Conservatives may be tough to shake off

Ordinarily, Chapman Rackaway, an assistant political science professor at Fort Hays State University, would peg incumbent State Board of Education member Connie Morris’s chances for re-election somewhere between slim and none.

Morris, after all, saw fit to spend six nights at the ritzy Fontainbleau Hilton Resort in Miami Beach, billing taxpayers $339 a night – not to mention the $150 she spent on meals or the two taxi rides that cost $147.

The story made headlines across the state. And if that weren’t enough, Morris has been at the forefront of a long list of controversies – evolution, sex education, vouchers – that have come to define the contentious schism between the board’s six conservative and four moderate members.

Political logic says Morris, a conservative, should be in trouble – but that’s a long way from saying she will lose in the Aug. 1 primary, Rackaway said.

“Driving around Hays, I see a lot of yard signs for Sally Cauble (Morris’ primary opponent),” Rackaway said. “But that’s not indicative of what’s happening out in the smaller towns, like Quinter and Hoxie. You get out there and it’s pretty much all Connie Morris.”

The race is too close to call, he said Tuesday.

“Cauble is running a good, aggressive campaign,” Rackaway said, “but an election like this tends to be a referendum on whether the incumbent has done a good enough job – and I’m not hearing people say ‘Connie Morris has done a terrible job.’

“That makes me think (Morris) will win,” he said.

Rackaway wasn’t alone in his assessment:

¢ “I don’t think the state school board race is causing a stir in Garden City – not yet, anyway,” said Rick Atha, Garden City school superintendent.

¢ “Nobody’s come up to me and asked, ‘How should I vote?'” said Don Wells, school superintendent in Scott County. “People aren’t talking about it.”

¢ “People have other things on their minds – like the drought,” said Lakin schools Supt. Randy Steinle.

Turnout is key

Morris isn’t the only conservative board member standing strong in the face of moderate opposition.

“It’s going to be tight,” said Craig Grant. “Turnout is going to be key for us.”

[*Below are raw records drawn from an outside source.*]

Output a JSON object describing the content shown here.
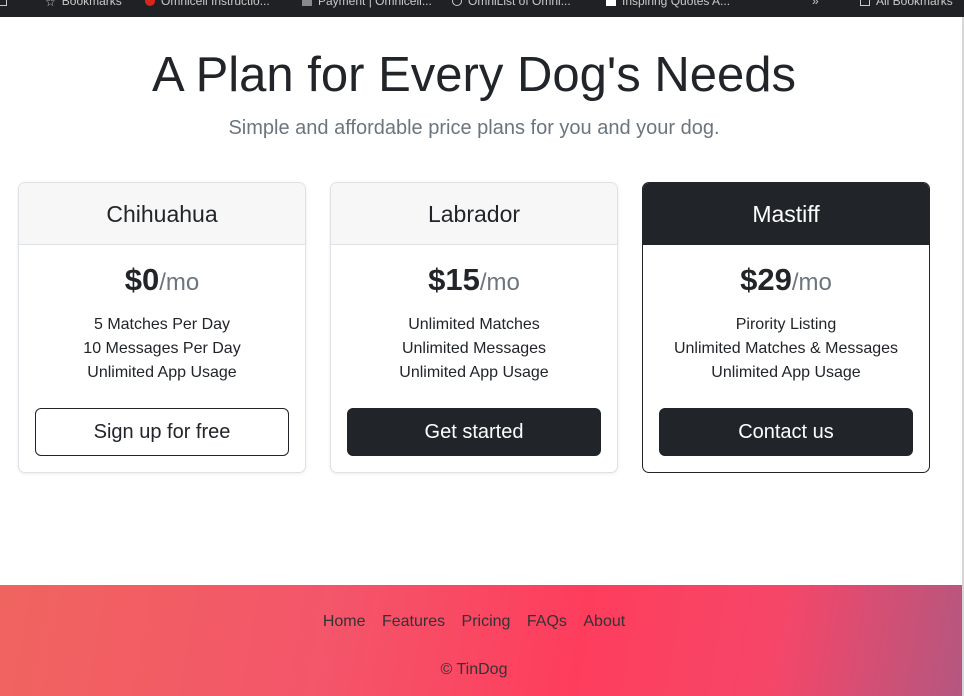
{
  "bookmarks_bar": {
    "items": [
      {
        "label": "Bookmarks",
        "icon": "star-icon"
      },
      {
        "label": "Omnicell Instructio...",
        "icon": "red-circle-icon"
      },
      {
        "label": "Payment | Omnicell...",
        "icon": "page-icon"
      },
      {
        "label": "OmniList of Omni...",
        "icon": "globe-icon"
      },
      {
        "label": "Inspiring Quotes A...",
        "icon": "b-icon"
      },
      {
        "label": "All Bookmarks",
        "icon": "folder-icon"
      }
    ],
    "overflow": "»"
  },
  "pricing": {
    "title": "A Plan for Every Dog's Needs",
    "subtitle": "Simple and affordable price plans for you and your dog.",
    "plans": [
      {
        "name": "Chihuahua",
        "price": "$0",
        "period": "/mo",
        "features": [
          "5 Matches Per Day",
          "10 Messages Per Day",
          "Unlimited App Usage"
        ],
        "cta": "Sign up for free"
      },
      {
        "name": "Labrador",
        "price": "$15",
        "period": "/mo",
        "features": [
          "Unlimited Matches",
          "Unlimited Messages",
          "Unlimited App Usage"
        ],
        "cta": "Get started"
      },
      {
        "name": "Mastiff",
        "price": "$29",
        "period": "/mo",
        "features": [
          "Pirority Listing",
          "Unlimited Matches & Messages",
          "Unlimited App Usage"
        ],
        "cta": "Contact us"
      }
    ]
  },
  "footer": {
    "links": [
      "Home",
      "Features",
      "Pricing",
      "FAQs",
      "About"
    ],
    "copyright": "© TinDog"
  },
  "colors": {
    "dark": "#212529",
    "muted": "#6c757d",
    "footer_gradient_start": "#f0645f",
    "footer_gradient_mid": "#fe3d5d",
    "footer_gradient_end": "#b4577f"
  }
}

Grant is a Lawrence school board member who’s been on salary with the Kansas Alliance for Education the past six months rallying moderate voters to turn out Morris and her conservative colleagues.

Grant said the alliance has sent “mailers” to registered Republicans in Morris’ district. On Sunday, volunteers called 250 voters in the district. More calls and mailings are planned.

“We targeting Republicans who’ve voted in the general elections but for whatever reason, haven’t voted in the primaries,” he said. “Those are the people we’re trying our best to get out.”

Historically, conservative Republicans have fared better in low-turnout primaries than moderates.

In Wichita, Cindy Duckett is campaigning for the five conservatives on the Aug. 1 ballot.

“I don’t think we’re going to lose any seats,” she said. “As we’ve seen before, I think conservative voters are motivated; moderates aren’t.”

And why is that?

“Where do conservatives gather?” Duckett said. “They gather in church. They meet, they talk, they get motivated. Now, where do moderates meet?”

She paused.

“That’s just it,” Duckett said. “They don’t. They may go to church, but they’re not motivated by church.”

Moderates not out of it

Still, Grant said he remains “cautiously optimistic” about the primary chances of the five moderate candidates – four newcomers, one incumbent.

“If we can win three of the five races, we’ll have a majority on the board,” he said. “If we win two, it’ll be tied, 5-5.”

Currently, six of the 10 board members are conservatives. Three of the six are up for re-election; one, Iris Van Meter, rural Thayer, chose not to run again.

The western half of Douglas County is represented by Bill Wagnon, a moderate and Democrat from Topeka. He is not up for re-election.

The eastern half is represented by Janet Waugh, a moderate Democrat from Kansas City, Kan.

Waugh is opposed in the Democratic primary by Jesse Hall, an employee of the Kansas City, Mo., school district.

Hall, a former NBA referee, said he supports the state board’s conservative agenda and has received financial backing from intelligent design proponents.

On evolution, he said: “The whole idea is to get kids to think outside the box, to be more creative in their thinking.”

On opt-in sex education, he said: “I think parents should be more involved in school, I think they should have the final say.”

The winner – Hall or Waugh – will be unopposed in the general election.

In the four other races, the winner of the Republican primary will face a Democratic challenger in the Nov. 7 general election.

“We get two shots at them,” Grant said.